Like quails’ eggs, the whole raison d’étre of the alpine strawberry is its size. As regular readers will know, the Saucy Dressings blog has a firm Life Is Too Short philosophy at its foundation. There seems little point to picking heaps of tiny strawberries, just to morph them into jam. You need to do things with them where their smallness can be appreciated – and this will normally mean some kind of garnish.
And because they a brilliant scarlet colour they are doubly perfect for garnish – I can’t see the allure of the white, colourless variety – a strawberry should be red for heaven’s sake!
The season for alpine strawberries is May to August.
Here is a list of twelve things to do with alpine strawberries:
- In fresh or frozen peas, lightly boiled, with mint and peppery olive oil – a sort of culinary pun
- Another pun – in a salad of fagioli beans, chopped green pepper and spring onions
- To strew over muesli or porridge
- With hazlenuts on salads
- With hazlenuts on crumbles
- As a garnish for roasted duck breasts
- On ice cream, crumbled with amaretti biscuits
- Or on frozen lemon yoghurt, crumbled with amaretti biscuits
- On fairy cakes
- With fromage frais
- Dropped into vodka or champagne cocktails
- Cover the bottom of each ramekin of crème brulée
“Do you remember that kind and beautiful girl in Grimm’s fairy tales, who is driven out by her stepmother to find strawberries in the snow? How she comes to the dwarves’ house and shares her crust of bread with them?
And how, as she sweeps the snow aside with their broom, she finds growing there – strawberries? That vivid image of delight, of fruit and snow against forest darkness, is never forgotten. It’s our northern winter longing for summer, a joy of the mind. And yet, in the sudden snow of winter a couple of years ago, I went to sweep our doorway – and found strawberries.”
Jane Grigson’s Fruit Book
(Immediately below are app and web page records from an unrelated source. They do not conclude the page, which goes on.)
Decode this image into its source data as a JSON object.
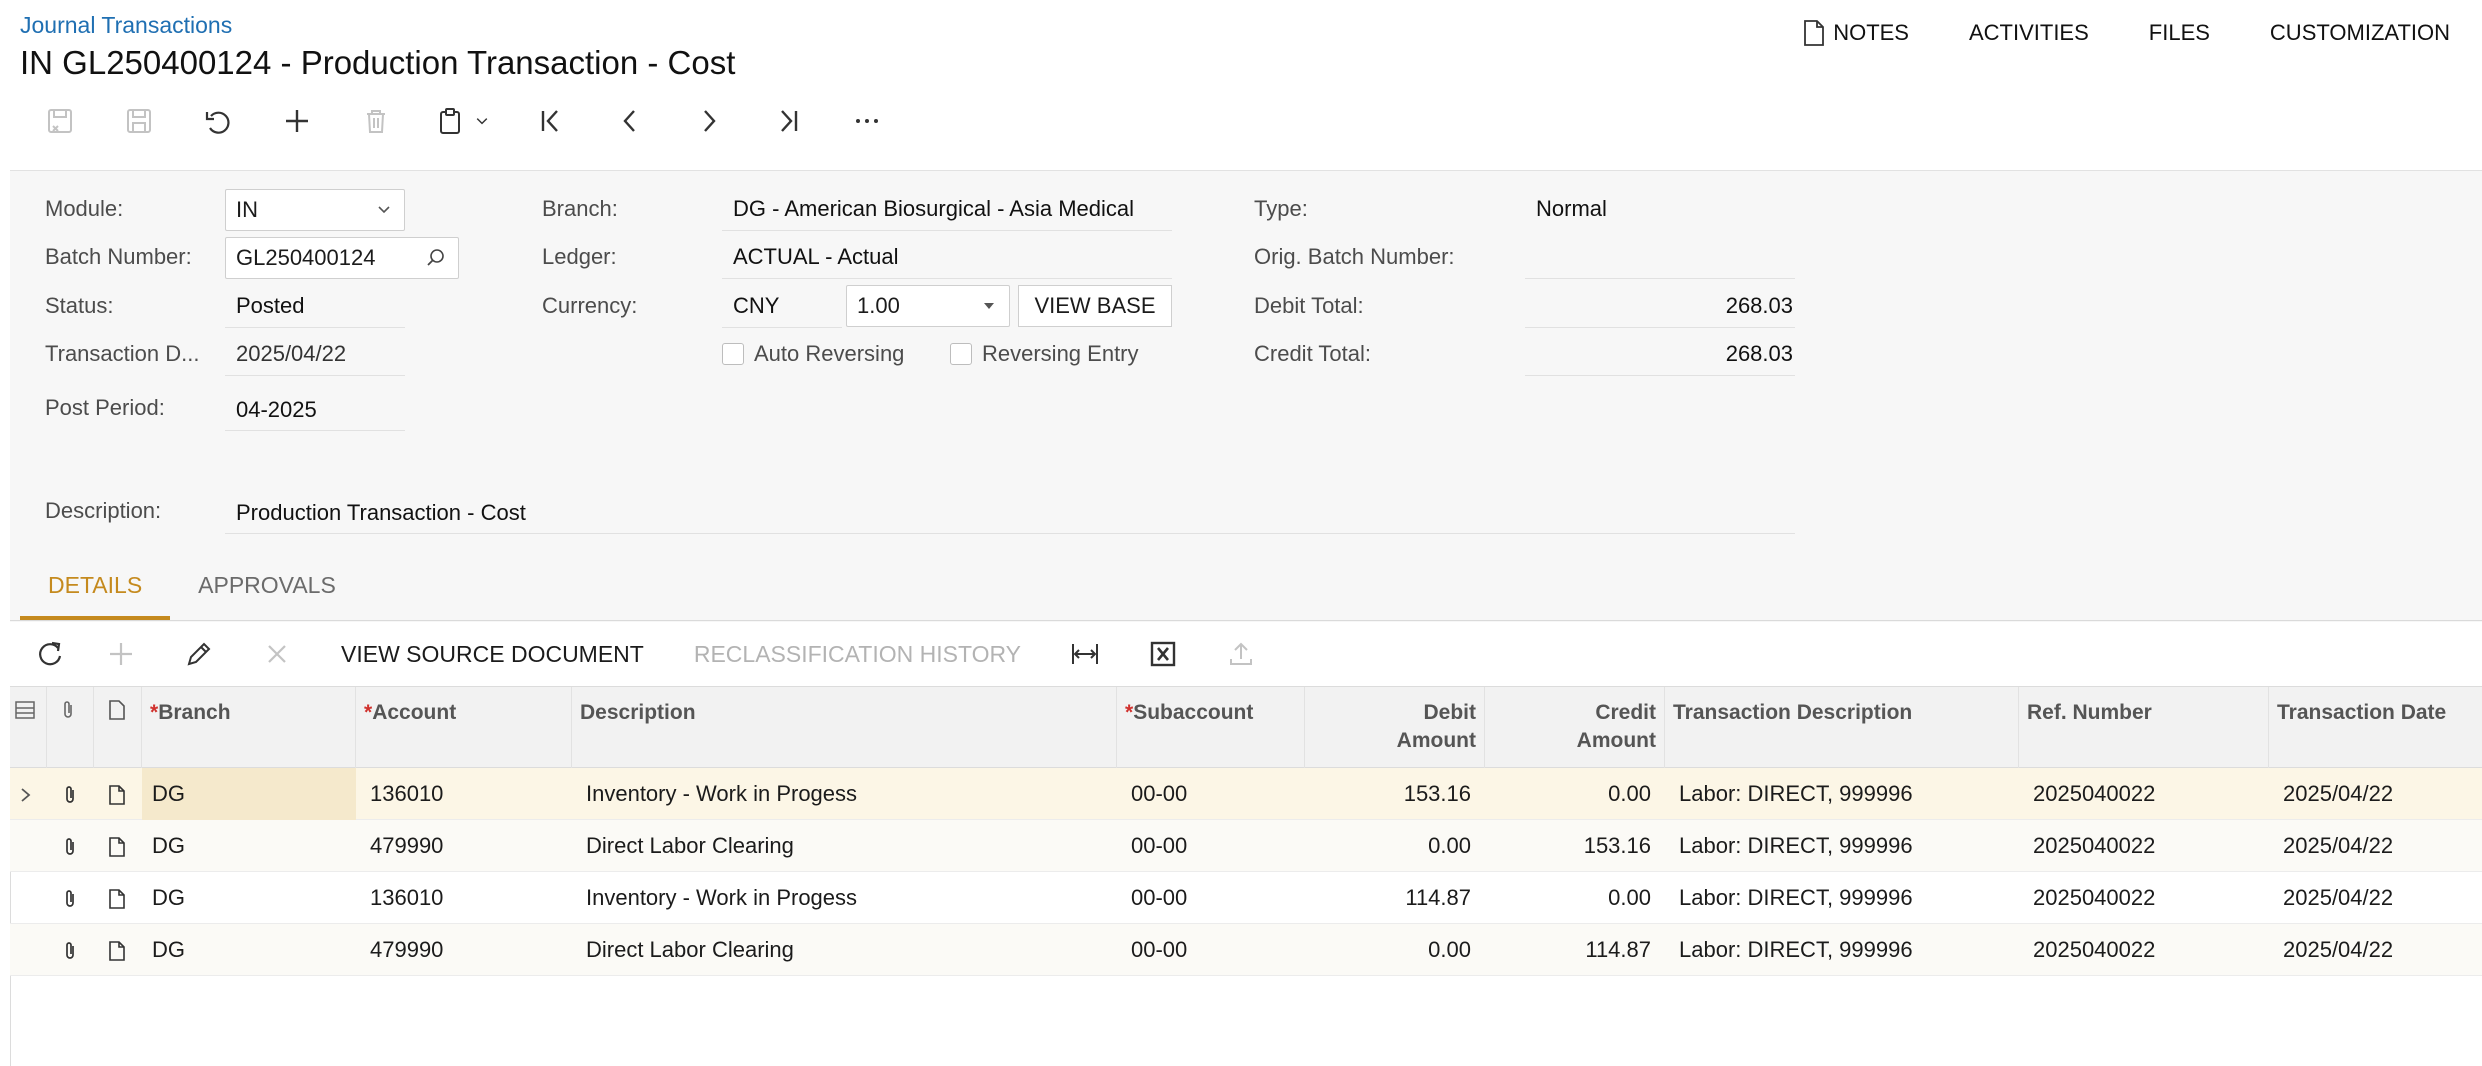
{
  "header": {
    "breadcrumb": "Journal Transactions",
    "title": "IN GL250400124 - Production Transaction - Cost",
    "links": [
      "NOTES",
      "ACTIVITIES",
      "FILES",
      "CUSTOMIZATION"
    ]
  },
  "toolbar": {
    "icons": [
      "save-close-icon",
      "save-icon",
      "undo-icon",
      "add-icon",
      "delete-icon",
      "clipboard-icon",
      "first-record-icon",
      "previous-record-icon",
      "next-record-icon",
      "last-record-icon",
      "more-icon"
    ]
  },
  "form": {
    "module": {
      "label": "Module:",
      "value": "IN"
    },
    "batch_number": {
      "label": "Batch Number:",
      "value": "GL250400124"
    },
    "status": {
      "label": "Status:",
      "value": "Posted"
    },
    "transaction_date": {
      "label": "Transaction D...",
      "value": "2025/04/22"
    },
    "post_period": {
      "label": "Post Period:",
      "value": "04-2025"
    },
    "branch": {
      "label": "Branch:",
      "value": "DG - American Biosurgical - Asia Medical"
    },
    "ledger": {
      "label": "Ledger:",
      "value": "ACTUAL - Actual"
    },
    "currency": {
      "label": "Currency:",
      "value": "CNY",
      "rate": "1.00",
      "view_base": "VIEW BASE"
    },
    "auto_reversing": {
      "label": "Auto Reversing",
      "checked": false
    },
    "reversing_entry": {
      "label": "Reversing Entry",
      "checked": false
    },
    "type": {
      "label": "Type:",
      "value": "Normal"
    },
    "orig_batch_number": {
      "label": "Orig. Batch Number:",
      "value": ""
    },
    "debit_total": {
      "label": "Debit Total:",
      "value": "268.03"
    },
    "credit_total": {
      "label": "Credit Total:",
      "value": "268.03"
    },
    "description": {
      "label": "Description:",
      "value": "Production Transaction - Cost"
    }
  },
  "tabs": [
    "DETAILS",
    "APPROVALS"
  ],
  "grid_toolbar": {
    "view_source": "VIEW SOURCE DOCUMENT",
    "reclass_history": "RECLASSIFICATION HISTORY"
  },
  "grid": {
    "columns": {
      "branch": "Branch",
      "account": "Account",
      "description": "Description",
      "subaccount": "Subaccount",
      "debit_line1": "Debit",
      "debit_line2": "Amount",
      "credit_line1": "Credit",
      "credit_line2": "Amount",
      "trans_desc": "Transaction Description",
      "ref_number": "Ref. Number",
      "trans_date": "Transaction Date"
    },
    "rows": [
      {
        "branch": "DG",
        "account": "136010",
        "description": "Inventory - Work in Progess",
        "subaccount": "00-00",
        "debit": "153.16",
        "credit": "0.00",
        "trans_desc": "Labor: DIRECT, 999996",
        "ref_number": "2025040022",
        "date": "2025/04/22"
      },
      {
        "branch": "DG",
        "account": "479990",
        "description": "Direct Labor Clearing",
        "subaccount": "00-00",
        "debit": "0.00",
        "credit": "153.16",
        "trans_desc": "Labor: DIRECT, 999996",
        "ref_number": "2025040022",
        "date": "2025/04/22"
      },
      {
        "branch": "DG",
        "account": "136010",
        "description": "Inventory - Work in Progess",
        "subaccount": "00-00",
        "debit": "114.87",
        "credit": "0.00",
        "trans_desc": "Labor: DIRECT, 999996",
        "ref_number": "2025040022",
        "date": "2025/04/22"
      },
      {
        "branch": "DG",
        "account": "479990",
        "description": "Direct Labor Clearing",
        "subaccount": "00-00",
        "debit": "0.00",
        "credit": "114.87",
        "trans_desc": "Labor: DIRECT, 999996",
        "ref_number": "2025040022",
        "date": "2025/04/22"
      }
    ]
  },
  "colors": {
    "link": "#1f6fb2",
    "accent": "#c58a1e",
    "required": "#d0312d",
    "selected_row": "#fcf6e6"
  }
}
There’s something very fairy tale about fraises des bois (strawberries of the woods). Listen to Stephen Sondheim’s Into The Woods while you experiment.